STATUTES Passed by Congress Provide for broad social and economic goals and legal requirements Get their power from the Constitution Reviewed by courts for constitutionality Representative democracy – Congress acts to represent the will of the people REGULATIONS Issued by agencies Get their power from Congress Prescribe specific legal requirements to meet congressional goals Reviewed by courts to determine constitutionality, limits of delegated authority, and whether they are arbitrary and capricious Participatory democracy – agencies must seek and consider public comment Comparison of the Roles of Statutes and Regulations
The Process of Promulgating Regulations (Rulemaking) The initiative behind promulgation of a new regulation or a change in a regulation can originate from many sources, including • legislation that delegates authority • congressional hearings and reports • court orders • Executive Orders and Office of Management and Budget Circulars • agency acting on its own initiative • emergency situations, technological developments, etc. • political pressures • Federal Advisory Committee recommendations • petitions and informal requests from affected parties

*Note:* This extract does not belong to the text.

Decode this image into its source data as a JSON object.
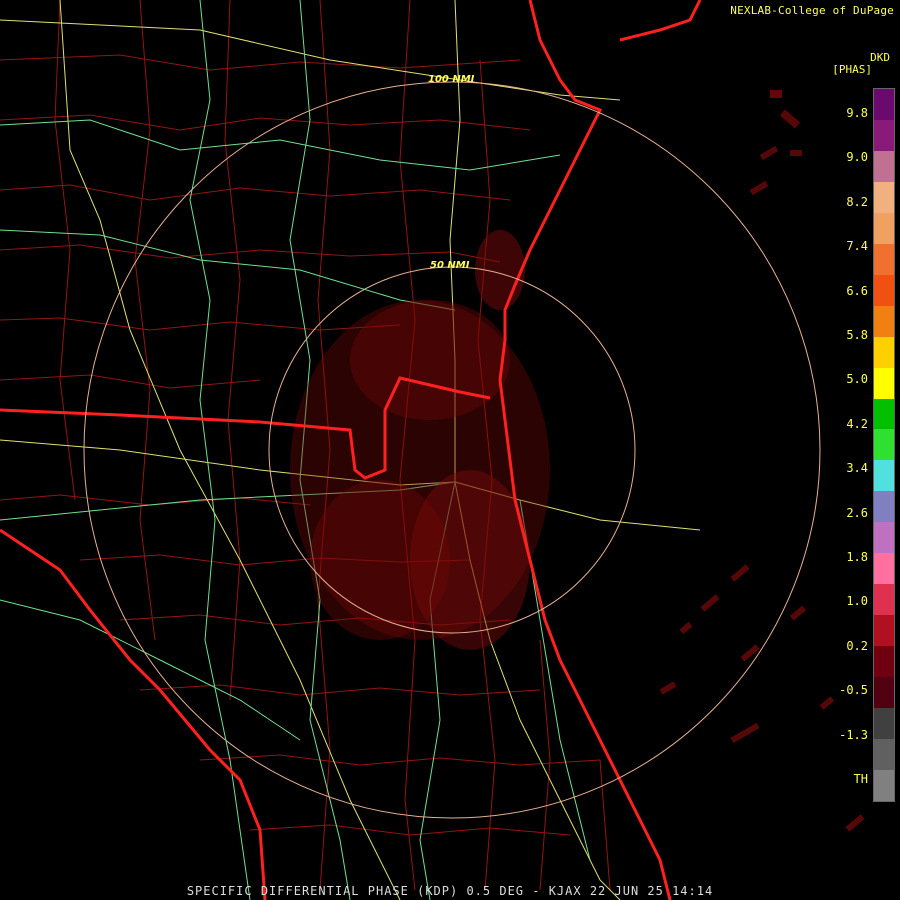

Rulemaking Process • Regulation is proposed • Office of Management and Budget reviews under Executive Order 12866 • Proposed rule is published in the Federal Register • Public comment is invited • Office of Management and Budget re-reviews regulation • Final regulation published in the Federal Register
Rulemaking Process • Final regulation published in the Federal Register • Responds to comment • Amends Code of Federal Regulations • Sets effective date • 30-day minimum for most regulations • 60-day minimum for major regulations • No minimum for good cause • Agency may delay or withdraw regulation before it becomes effective • Agency submits regulation to Congress and Government Accounting Office, which can nullify the regulation • Regulation is placed in Code of Federal Regulations (CFR)
President Executive Order Delegated Authority Congressional Oversight Judicial Review Congress Agency Agency Agency Public Law (Enabling Statute) Federal Register Proposed Regulation Federal Register Final Regulation Code of Federal Regulations Delegated Authority Public Comment